▶ _ASSIGNMENT_
Word for word, restate every entry that follows.

Web page and app entries:
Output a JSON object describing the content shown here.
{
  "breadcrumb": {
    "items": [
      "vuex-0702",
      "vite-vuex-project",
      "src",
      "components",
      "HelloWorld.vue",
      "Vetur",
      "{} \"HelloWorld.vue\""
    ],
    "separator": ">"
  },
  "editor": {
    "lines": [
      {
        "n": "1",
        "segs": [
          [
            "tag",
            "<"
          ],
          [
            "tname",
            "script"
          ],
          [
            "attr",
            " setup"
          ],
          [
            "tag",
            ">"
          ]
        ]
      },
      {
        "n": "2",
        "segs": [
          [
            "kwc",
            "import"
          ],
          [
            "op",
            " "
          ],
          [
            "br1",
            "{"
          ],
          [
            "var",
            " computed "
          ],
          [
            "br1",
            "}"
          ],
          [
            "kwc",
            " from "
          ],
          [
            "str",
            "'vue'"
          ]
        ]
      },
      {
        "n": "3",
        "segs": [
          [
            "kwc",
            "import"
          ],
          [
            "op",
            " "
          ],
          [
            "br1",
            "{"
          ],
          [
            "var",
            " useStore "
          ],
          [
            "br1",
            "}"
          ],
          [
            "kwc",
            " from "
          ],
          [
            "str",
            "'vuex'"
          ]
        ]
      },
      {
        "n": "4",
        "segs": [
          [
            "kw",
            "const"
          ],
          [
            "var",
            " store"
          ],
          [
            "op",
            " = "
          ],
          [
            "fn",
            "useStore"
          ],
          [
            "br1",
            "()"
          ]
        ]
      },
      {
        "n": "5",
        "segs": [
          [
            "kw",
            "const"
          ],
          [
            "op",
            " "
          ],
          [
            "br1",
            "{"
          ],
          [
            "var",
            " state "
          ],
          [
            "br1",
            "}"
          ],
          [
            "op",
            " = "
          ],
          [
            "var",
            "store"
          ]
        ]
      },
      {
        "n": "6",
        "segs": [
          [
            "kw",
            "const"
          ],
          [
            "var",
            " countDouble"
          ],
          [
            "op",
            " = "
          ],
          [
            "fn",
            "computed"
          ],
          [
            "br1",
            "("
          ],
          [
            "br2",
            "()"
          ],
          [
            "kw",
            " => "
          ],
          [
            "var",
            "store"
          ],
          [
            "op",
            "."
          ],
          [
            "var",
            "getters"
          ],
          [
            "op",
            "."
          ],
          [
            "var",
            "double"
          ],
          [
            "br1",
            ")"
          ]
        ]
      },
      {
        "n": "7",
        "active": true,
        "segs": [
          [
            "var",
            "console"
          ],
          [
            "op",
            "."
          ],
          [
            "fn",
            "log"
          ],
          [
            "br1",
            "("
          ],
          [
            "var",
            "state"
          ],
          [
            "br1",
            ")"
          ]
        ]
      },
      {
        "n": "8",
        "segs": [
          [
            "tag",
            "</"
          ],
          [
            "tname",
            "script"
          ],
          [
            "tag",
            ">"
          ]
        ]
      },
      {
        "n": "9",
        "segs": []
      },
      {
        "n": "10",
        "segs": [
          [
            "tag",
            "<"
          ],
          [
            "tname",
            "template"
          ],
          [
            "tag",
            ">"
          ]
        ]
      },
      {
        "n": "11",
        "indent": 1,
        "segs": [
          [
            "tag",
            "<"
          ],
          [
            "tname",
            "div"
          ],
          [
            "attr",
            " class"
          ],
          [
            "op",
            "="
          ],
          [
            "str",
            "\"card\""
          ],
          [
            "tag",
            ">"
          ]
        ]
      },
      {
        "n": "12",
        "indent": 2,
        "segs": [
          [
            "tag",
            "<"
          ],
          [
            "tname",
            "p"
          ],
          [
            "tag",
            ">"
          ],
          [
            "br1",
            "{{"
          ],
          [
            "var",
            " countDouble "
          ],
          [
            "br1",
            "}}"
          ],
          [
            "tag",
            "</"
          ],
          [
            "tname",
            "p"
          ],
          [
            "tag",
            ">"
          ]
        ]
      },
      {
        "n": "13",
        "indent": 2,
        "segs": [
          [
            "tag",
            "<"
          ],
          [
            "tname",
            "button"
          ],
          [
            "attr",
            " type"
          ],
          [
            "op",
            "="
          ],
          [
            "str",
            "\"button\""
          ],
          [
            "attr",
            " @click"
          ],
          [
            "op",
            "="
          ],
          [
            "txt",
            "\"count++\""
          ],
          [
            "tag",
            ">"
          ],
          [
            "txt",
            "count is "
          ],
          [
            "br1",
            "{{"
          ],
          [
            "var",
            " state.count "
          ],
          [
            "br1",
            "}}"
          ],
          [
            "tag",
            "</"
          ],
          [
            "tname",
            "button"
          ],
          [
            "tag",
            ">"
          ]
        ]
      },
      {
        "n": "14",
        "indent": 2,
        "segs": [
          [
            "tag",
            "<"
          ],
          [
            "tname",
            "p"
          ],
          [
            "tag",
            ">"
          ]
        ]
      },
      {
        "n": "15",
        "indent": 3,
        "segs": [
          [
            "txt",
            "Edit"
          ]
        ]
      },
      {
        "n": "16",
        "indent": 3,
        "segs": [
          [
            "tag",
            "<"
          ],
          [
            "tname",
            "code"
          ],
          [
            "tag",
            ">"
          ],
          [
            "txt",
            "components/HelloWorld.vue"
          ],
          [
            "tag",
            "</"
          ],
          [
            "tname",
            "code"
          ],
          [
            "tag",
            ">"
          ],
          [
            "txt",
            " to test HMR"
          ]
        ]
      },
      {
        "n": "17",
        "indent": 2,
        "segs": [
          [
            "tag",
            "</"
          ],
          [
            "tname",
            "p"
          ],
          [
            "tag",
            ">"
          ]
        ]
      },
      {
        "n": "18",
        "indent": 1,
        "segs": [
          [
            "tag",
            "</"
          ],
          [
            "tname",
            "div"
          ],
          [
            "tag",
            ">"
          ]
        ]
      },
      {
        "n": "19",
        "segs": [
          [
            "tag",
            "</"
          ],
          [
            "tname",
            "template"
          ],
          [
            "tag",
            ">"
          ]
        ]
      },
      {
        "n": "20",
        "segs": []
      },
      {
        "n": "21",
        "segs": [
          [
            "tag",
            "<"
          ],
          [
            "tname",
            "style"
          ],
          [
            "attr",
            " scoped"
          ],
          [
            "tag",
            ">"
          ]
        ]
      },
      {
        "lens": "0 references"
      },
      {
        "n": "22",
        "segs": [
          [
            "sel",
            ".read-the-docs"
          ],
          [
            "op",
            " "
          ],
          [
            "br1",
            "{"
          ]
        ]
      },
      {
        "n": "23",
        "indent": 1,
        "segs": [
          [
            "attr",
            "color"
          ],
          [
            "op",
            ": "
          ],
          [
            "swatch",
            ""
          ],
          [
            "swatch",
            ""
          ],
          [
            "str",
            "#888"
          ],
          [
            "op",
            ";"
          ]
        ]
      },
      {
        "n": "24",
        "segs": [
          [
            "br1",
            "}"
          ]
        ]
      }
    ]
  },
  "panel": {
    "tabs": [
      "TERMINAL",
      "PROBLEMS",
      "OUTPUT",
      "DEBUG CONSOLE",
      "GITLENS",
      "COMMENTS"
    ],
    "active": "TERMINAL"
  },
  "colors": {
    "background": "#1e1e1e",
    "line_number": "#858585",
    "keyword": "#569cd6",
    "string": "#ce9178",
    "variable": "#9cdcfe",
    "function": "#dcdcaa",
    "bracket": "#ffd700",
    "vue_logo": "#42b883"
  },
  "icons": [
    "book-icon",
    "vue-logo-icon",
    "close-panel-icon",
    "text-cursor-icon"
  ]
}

▶ _TASK RESPONSE_
Output a JSON object describing the content shown here.
{
  "breadcrumb": {
    "items": [
      "vuex-0702",
      "vite-vuex-project",
      "src",
      "components",
      "HelloWorld.vue",
      "Vetur",
      "{} \"HelloWorld.vue\""
    ],
    "separator": ">"
  },
  "editor": {
    "lines": [
      {
        "n": "1",
        "segs": [
          [
            "tag",
            "<"
          ],
          [
            "tname",
            "script"
          ],
          [
            "attr",
            " setup"
          ],
          [
            "tag",
            ">"
          ]
        ]
      },
      {
        "n": "2",
        "segs": [
          [
            "kwc",
            "import"
          ],
          [
            "op",
            " "
          ],
          [
            "br1",
            "{"
          ],
          [
            "var",
            " computed "
          ],
          [
            "br1",
            "}"
          ],
          [
            "kwc",
            " from "
          ],
          [
            "str",
            "'vue'"
          ]
        ]
      },
      {
        "n": "3",
        "segs": [
          [
            "kwc",
            "import"
          ],
          [
            "op",
            " "
          ],
          [
            "br1",
            "{"
          ],
          [
            "var",
            " useStore "
          ],
          [
            "br1",
            "}"
          ],
          [
            "kwc",
            " from "
          ],
          [
            "str",
            "'vuex'"
          ]
        ]
      },
      {
        "n": "4",
        "segs": [
          [
            "kw",
            "const"
          ],
          [
            "var",
            " store"
          ],
          [
            "op",
            " = "
          ],
          [
            "fn",
            "useStore"
          ],
          [
            "br1",
            "()"
          ]
        ]
      },
      {
        "n": "5",
        "segs": [
          [
            "kw",
            "const"
          ],
          [
            "op",
            " "
          ],
          [
            "br1",
            "{"
          ],
          [
            "var",
            " state "
          ],
          [
            "br1",
            "}"
          ],
          [
            "op",
            " = "
          ],
          [
            "var",
            "store"
          ]
        ]
      },
      {
        "n": "6",
        "segs": [
          [
            "kw",
            "const"
          ],
          [
            "var",
            " countDouble"
          ],
          [
            "op",
            " = "
          ],
          [
            "fn",
            "computed"
          ],
          [
            "br1",
            "("
          ],
          [
            "br2",
            "()"
          ],
          [
            "kw",
            " => "
          ],
          [
            "var",
            "store"
          ],
          [
            "op",
            "."
          ],
          [
            "var",
            "getters"
          ],
          [
            "op",
            "."
          ],
          [
            "var",
            "double"
          ],
          [
            "br1",
            ")"
          ]
        ]
      },
      {
        "n": "7",
        "active": true,
        "segs": [
          [
            "var",
            "console"
          ],
          [
            "op",
            "."
          ],
          [
            "fn",
            "log"
          ],
          [
            "br1",
            "("
          ],
          [
            "var",
            "state"
          ],
          [
            "br1",
            ")"
          ]
        ]
      },
      {
        "n": "8",
        "segs": [
          [
            "tag",
            "</"
          ],
          [
            "tname",
            "script"
          ],
          [
            "tag",
            ">"
          ]
        ]
      },
      {
        "n": "9",
        "segs": []
      },
      {
        "n": "10",
        "segs": [
          [
            "tag",
            "<"
          ],
          [
            "tname",
            "template"
          ],
          [
            "tag",
            ">"
          ]
        ]
      },
      {
        "n": "11",
        "indent": 1,
        "segs": [
          [
            "tag",
            "<"
          ],
          [
            "tname",
            "div"
          ],
          [
            "attr",
            " class"
          ],
          [
            "op",
            "="
          ],
          [
            "str",
            "\"card\""
          ],
          [
            "tag",
            ">"
          ]
        ]
      },
      {
        "n": "12",
        "indent": 2,
        "segs": [
          [
            "tag",
            "<"
          ],
          [
            "tname",
            "p"
          ],
          [
            "tag",
            ">"
          ],
          [
            "br1",
            "{{"
          ],
          [
            "var",
            " countDouble "
          ],
          [
            "br1",
            "}}"
          ],
          [
            "tag",
            "</"
          ],
          [
            "tname",
            "p"
          ],
          [
            "tag",
            ">"
          ]
        ]
      },
      {
        "n": "13",
        "indent": 2,
        "segs": [
          [
            "tag",
            "<"
          ],
          [
            "tname",
            "button"
          ],
          [
            "attr",
            " type"
          ],
          [
            "op",
            "="
          ],
          [
            "str",
            "\"button\""
          ],
          [
            "attr",
            " @click"
          ],
          [
            "op",
            "="
          ],
          [
            "txt",
            "\"count++\""
          ],
          [
            "tag",
            ">"
          ],
          [
            "txt",
            "count is "
          ],
          [
            "br1",
            "{{"
          ],
          [
            "var",
            " state.count "
          ],
          [
            "br1",
            "}}"
          ],
          [
            "tag",
            "</"
          ],
          [
            "tname",
            "button"
          ],
          [
            "tag",
            ">"
          ]
        ]
      },
      {
        "n": "14",
        "indent": 2,
        "segs": [
          [
            "tag",
            "<"
          ],
          [
            "tname",
            "p"
          ],
          [
            "tag",
            ">"
          ]
        ]
      },
      {
        "n": "15",
        "indent": 3,
        "segs": [
          [
            "txt",
            "Edit"
          ]
        ]
      },
      {
        "n": "16",
        "indent": 3,
        "segs": [
          [
            "tag",
            "<"
          ],
          [
            "tname",
            "code"
          ],
          [
            "tag",
            ">"
          ],
          [
            "txt",
            "components/HelloWorld.vue"
          ],
          [
            "tag",
            "</"
          ],
          [
            "tname",
            "code"
          ],
          [
            "tag",
            ">"
          ],
          [
            "txt",
            " to test HMR"
          ]
        ]
      },
      {
        "n": "17",
        "indent": 2,
        "segs": [
          [
            "tag",
            "</"
          ],
          [
            "tname",
            "p"
          ],
          [
            "tag",
            ">"
          ]
        ]
      },
      {
        "n": "18",
        "indent": 1,
        "segs": [
          [
            "tag",
            "</"
          ],
          [
            "tname",
            "div"
          ],
          [
            "tag",
            ">"
          ]
        ]
      },
      {
        "n": "19",
        "segs": [
          [
            "tag",
            "</"
          ],
          [
            "tname",
            "template"
          ],
          [
            "tag",
            ">"
          ]
        ]
      },
      {
        "n": "20",
        "segs": []
      },
      {
        "n": "21",
        "segs": [
          [
            "tag",
            "<"
          ],
          [
            "tname",
            "style"
          ],
          [
            "attr",
            " scoped"
          ],
          [
            "tag",
            ">"
          ]
        ]
      },
      {
        "lens": "0 references"
      },
      {
        "n": "22",
        "segs": [
          [
            "sel",
            ".read-the-docs"
          ],
          [
            "op",
            " "
          ],
          [
            "br1",
            "{"
          ]
        ]
      },
      {
        "n": "23",
        "indent": 1,
        "segs": [
          [
            "attr",
            "color"
          ],
          [
            "op",
            ": "
          ],
          [
            "swatch",
            ""
          ],
          [
            "swatch",
            ""
          ],
          [
            "str",
            "#888"
          ],
          [
            "op",
            ";"
          ]
        ]
      },
      {
        "n": "24",
        "segs": [
          [
            "br1",
            "}"
          ]
        ]
      }
    ]
  },
  "panel": {
    "tabs": [
      "TERMINAL",
      "PROBLEMS",
      "OUTPUT",
      "DEBUG CONSOLE",
      "GITLENS",
      "COMMENTS"
    ],
    "active": "TERMINAL"
  },
  "colors": {
    "background": "#1e1e1e",
    "line_number": "#858585",
    "keyword": "#569cd6",
    "string": "#ce9178",
    "variable": "#9cdcfe",
    "function": "#dcdcaa",
    "bracket": "#ffd700",
    "vue_logo": "#42b883"
  },
  "icons": [
    "book-icon",
    "vue-logo-icon",
    "close-panel-icon",
    "text-cursor-icon"
  ]
}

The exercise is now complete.